Here in St. Louis, two types of the tree seem to be the most popular: the star magnolia and the saucer magnolia. Saucer magnolias are the most instantly recognizable—their rounded petals fade from dark pink near the center to white at their ends. Star magnolia petals are long and white, and each flower seems to have dozens of them bursting from its center. You can count on saucer magnolias to bloom just about every year, and when those pink petals first appear, it feels like a promise that winter is over. Star magnolias are more sensitive and won’t flower fully if they are damaged by late frosts, but this year was perfect for them. Spring came slow, wet,  and steady. They’re so full this year that you might have noticed the trees blooming all over the city without even looking for them.

In this perfect year for the star magnolia, make sure to notice them in all their glory. These trees are picked out and planted especially to be seen in these brief weeks. Long ago, before landscaping, before people, even before the bees, these flowers existed for no one but themselves. How lucky we are that they’re still around, and now we get to enjoy them.

Here Come the Storms

Driving rain and roaring thunder kept quiet all winter. Finally now, they push the silent snowfalls and feeble drizzles out of the picture. Springtime storms have arrived with a bang.

In St. Louis, we all have a story about a close encounter: a flood in the basement, a tornado in the neighborhood, hail the size of baseballs. We’ve seen it all, and we’re not afraid anymore. Who doesn’t like a good storm every once in awhile? To Midwestern folk, a big blasting thunderstorm is a little bit like a holiday that you can’t plan for.

The birds stop singing. The leaves start to fly as the wind whips up, and you know what kind of storm is coming. People get excited. It’s a special occasion—everybody’s day revolves around the same event.

And we’re stubborn. Even as the first drops fall and the thunder starts to rumble, you’ll see neighbors out and about walking their dogs, just strolling along without a hint of panic in their step. It’s only when the downpour starts that we finally step inside to stay dry. The whole family gathers around the big picture window or pulls up a chair on the front porch to watch the storm. You wouldn’t want to miss it.

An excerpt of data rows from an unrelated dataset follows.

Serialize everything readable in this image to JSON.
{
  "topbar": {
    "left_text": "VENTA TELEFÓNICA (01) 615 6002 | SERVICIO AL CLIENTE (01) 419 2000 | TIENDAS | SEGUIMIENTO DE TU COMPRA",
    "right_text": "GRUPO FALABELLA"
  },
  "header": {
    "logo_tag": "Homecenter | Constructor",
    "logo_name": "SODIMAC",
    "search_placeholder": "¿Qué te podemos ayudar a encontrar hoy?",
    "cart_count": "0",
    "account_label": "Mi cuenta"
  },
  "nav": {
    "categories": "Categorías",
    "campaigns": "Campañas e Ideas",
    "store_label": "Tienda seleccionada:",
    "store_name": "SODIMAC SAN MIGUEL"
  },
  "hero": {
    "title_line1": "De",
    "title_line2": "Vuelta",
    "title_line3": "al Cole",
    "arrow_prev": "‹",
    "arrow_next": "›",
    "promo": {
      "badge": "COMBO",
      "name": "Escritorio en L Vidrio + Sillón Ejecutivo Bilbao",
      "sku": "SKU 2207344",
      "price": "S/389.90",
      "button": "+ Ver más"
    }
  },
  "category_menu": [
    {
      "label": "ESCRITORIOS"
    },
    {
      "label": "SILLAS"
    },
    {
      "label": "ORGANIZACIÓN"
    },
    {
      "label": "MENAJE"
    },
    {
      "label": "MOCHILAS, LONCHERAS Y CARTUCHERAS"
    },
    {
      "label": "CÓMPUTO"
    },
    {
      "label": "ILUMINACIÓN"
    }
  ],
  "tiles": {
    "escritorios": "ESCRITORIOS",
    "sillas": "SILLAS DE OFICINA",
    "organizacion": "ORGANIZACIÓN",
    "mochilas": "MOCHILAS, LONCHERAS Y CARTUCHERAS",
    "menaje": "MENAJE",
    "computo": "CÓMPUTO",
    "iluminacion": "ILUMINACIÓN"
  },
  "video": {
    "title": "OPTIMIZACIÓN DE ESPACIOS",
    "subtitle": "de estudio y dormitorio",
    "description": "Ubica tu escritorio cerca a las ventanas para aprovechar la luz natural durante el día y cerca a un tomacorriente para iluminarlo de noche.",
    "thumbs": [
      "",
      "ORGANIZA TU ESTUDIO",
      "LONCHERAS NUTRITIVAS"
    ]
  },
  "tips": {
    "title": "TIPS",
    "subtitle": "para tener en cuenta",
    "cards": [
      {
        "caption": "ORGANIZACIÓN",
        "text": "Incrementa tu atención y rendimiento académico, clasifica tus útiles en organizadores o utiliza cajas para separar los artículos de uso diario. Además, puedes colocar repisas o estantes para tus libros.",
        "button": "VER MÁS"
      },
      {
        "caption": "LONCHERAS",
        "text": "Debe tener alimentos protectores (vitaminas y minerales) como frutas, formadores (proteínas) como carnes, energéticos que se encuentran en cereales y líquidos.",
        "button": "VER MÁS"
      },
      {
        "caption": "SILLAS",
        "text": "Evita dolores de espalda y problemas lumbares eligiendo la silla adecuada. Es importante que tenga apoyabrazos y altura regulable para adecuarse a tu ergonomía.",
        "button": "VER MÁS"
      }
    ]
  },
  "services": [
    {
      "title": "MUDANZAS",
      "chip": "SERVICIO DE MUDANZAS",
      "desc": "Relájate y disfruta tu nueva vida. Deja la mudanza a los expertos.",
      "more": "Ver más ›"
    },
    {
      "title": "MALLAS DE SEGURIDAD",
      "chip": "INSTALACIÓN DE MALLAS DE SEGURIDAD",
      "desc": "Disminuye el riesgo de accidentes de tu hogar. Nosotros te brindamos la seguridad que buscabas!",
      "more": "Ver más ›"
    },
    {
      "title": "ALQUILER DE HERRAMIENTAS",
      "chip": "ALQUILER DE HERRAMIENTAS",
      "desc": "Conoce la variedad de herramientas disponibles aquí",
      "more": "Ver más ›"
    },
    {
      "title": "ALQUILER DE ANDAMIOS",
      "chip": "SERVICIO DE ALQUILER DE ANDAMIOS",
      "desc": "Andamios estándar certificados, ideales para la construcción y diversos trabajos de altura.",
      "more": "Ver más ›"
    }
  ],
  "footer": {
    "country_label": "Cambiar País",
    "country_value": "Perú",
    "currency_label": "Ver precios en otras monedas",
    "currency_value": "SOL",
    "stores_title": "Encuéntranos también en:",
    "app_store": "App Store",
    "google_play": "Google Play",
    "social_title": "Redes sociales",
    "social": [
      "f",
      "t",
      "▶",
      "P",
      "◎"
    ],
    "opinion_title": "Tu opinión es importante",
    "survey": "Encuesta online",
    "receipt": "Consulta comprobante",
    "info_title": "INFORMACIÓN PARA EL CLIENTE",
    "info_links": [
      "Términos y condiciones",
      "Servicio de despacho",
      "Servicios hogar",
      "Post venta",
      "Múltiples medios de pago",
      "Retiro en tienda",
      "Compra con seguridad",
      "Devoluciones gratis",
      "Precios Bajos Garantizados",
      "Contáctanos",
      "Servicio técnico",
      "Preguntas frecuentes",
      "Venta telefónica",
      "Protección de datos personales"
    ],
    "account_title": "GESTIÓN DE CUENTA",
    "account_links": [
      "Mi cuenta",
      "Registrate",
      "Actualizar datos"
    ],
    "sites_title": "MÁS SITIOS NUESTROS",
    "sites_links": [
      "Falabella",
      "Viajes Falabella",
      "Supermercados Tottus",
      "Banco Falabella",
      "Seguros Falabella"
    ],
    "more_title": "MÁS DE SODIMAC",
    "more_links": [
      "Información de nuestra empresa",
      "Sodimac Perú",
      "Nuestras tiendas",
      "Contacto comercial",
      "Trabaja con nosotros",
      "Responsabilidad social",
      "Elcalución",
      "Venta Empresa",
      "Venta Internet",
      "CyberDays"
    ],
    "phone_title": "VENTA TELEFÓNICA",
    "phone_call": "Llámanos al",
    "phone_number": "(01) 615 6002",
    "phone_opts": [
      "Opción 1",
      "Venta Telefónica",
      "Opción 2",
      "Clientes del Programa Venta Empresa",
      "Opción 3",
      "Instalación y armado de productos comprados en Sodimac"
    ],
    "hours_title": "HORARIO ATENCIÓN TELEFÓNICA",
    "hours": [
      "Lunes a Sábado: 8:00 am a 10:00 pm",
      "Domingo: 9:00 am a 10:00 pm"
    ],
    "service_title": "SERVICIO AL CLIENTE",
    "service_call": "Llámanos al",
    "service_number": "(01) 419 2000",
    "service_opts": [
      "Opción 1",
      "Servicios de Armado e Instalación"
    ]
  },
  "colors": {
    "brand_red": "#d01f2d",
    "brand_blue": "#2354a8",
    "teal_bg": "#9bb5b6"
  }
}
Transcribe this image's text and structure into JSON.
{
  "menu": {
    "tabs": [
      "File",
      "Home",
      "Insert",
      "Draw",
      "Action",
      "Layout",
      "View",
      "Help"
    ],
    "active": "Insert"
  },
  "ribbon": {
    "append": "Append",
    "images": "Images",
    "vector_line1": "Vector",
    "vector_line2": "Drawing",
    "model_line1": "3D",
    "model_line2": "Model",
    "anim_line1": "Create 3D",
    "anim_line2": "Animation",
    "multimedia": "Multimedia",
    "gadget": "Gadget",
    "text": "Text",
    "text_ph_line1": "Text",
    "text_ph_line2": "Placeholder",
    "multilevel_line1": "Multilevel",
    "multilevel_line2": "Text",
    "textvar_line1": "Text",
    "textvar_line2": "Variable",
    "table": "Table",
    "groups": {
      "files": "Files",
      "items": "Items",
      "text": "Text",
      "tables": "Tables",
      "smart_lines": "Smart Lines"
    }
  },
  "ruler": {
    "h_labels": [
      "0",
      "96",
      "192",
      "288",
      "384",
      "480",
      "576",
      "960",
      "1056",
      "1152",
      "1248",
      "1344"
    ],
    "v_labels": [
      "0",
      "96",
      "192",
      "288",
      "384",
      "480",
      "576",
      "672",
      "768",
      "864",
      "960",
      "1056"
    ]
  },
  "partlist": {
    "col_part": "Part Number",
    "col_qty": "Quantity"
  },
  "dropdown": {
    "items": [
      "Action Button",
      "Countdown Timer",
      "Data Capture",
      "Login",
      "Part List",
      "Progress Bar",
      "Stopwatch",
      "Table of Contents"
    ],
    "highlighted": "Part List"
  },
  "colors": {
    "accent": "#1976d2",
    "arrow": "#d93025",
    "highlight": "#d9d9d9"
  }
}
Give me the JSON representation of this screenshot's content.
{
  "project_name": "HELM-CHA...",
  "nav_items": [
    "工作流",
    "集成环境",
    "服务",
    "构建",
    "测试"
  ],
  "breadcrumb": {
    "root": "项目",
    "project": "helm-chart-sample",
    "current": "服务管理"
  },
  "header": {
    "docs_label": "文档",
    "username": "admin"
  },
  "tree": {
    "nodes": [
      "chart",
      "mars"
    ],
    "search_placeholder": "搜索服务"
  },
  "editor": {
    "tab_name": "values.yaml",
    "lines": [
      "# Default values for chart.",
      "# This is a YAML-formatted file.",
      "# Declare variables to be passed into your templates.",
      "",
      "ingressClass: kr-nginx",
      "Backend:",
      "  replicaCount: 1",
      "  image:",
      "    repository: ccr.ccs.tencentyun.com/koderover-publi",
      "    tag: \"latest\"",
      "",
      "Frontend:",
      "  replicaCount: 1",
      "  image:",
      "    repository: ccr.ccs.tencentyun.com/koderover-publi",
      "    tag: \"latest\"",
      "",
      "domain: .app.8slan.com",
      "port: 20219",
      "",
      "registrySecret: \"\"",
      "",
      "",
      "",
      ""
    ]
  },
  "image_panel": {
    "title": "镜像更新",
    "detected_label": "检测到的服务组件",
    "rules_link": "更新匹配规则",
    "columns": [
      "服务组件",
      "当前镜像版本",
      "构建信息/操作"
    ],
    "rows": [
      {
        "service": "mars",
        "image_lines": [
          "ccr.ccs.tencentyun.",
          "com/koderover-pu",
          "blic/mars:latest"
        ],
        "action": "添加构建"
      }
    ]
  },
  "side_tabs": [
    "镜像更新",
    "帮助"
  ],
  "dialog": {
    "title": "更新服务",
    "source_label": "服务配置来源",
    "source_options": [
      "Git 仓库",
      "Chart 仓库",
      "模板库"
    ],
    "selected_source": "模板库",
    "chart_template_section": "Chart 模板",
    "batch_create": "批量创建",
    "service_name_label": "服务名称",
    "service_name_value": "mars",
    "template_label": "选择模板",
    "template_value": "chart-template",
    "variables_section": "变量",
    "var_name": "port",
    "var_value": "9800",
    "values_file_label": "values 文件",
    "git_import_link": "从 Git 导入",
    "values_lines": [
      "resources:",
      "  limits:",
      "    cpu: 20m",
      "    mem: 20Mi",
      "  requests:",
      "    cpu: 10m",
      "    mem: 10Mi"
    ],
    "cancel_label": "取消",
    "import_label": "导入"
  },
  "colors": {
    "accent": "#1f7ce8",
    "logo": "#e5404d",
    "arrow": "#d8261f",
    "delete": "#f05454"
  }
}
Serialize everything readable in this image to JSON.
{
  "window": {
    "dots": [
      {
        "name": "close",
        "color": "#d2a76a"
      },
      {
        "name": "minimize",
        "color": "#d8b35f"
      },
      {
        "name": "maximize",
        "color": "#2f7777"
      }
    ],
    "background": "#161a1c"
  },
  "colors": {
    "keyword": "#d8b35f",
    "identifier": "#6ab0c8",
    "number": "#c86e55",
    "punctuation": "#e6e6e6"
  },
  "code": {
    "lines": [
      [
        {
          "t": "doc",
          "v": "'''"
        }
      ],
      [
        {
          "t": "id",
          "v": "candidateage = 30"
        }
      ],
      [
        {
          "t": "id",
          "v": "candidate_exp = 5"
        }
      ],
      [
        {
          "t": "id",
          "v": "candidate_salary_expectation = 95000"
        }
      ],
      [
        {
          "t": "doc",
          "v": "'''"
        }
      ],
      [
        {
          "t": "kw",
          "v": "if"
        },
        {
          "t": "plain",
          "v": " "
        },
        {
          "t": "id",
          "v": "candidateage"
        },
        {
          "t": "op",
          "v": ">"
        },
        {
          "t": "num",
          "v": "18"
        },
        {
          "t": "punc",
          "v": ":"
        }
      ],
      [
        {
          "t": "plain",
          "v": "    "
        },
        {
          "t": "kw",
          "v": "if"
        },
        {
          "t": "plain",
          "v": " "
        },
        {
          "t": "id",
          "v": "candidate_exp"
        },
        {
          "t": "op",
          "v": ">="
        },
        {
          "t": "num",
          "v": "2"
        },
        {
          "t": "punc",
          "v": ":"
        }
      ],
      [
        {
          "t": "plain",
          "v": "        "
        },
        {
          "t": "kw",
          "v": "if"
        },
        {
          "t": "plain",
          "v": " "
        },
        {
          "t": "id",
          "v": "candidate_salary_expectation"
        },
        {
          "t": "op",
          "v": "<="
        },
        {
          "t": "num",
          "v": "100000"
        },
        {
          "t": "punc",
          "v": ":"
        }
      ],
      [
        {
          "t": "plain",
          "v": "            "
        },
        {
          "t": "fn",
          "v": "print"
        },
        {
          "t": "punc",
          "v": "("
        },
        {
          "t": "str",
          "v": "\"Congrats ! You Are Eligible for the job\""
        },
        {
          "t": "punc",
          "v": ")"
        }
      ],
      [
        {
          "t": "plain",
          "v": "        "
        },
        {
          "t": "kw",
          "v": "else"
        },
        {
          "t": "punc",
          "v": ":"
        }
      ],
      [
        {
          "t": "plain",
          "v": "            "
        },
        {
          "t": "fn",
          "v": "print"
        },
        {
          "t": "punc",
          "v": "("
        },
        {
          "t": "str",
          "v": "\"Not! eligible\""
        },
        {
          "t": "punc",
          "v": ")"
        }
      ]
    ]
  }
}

Then the lightening bolts flash across the sky and the thunder grows from threatening grumbles to splitting cracks. This is when dad will say “Count the seconds between the lightening flash and the crack of thunder. For every five seconds, the storm is one mile away.” You count and count, and soon the sound and the light are simultaneous. If you close your eyes, the spray of the rain blowing up onto the porch makes you feel like a fisherman at sea.

Even when the sirens come on, most people brush them off. But if the storm gets serious enough, everyone will hide in the basement. Mom is excited to bring out her emergency crank-powered radio. The wind howls. Hail hammers the siding. And when it’s all over, everyone creeps out together, puts their hands on their hips, and surveys the damage.

Sometimes there are branches down over here and shingles gone over there; hail dents in the hoods of the cars who don’t have garages. Other times there’s hardly a sign at all of the storm that just raged. The golden sun lights up the wet streets, and the raindrops on the grass and windows sparkle. The birds start to sing again, and we know that the danger has passed.

Watching a thunderstorm brings a different kind of satisfaction. Tending a garden or walking in the park reminds us that, in spite of our urban environment, the natural world is always there to welcome us back. But a storm proclaims nature’s power. It brings us the story of a different kind of world, a world where nature calls the shots. And it reminds us that that world still exists.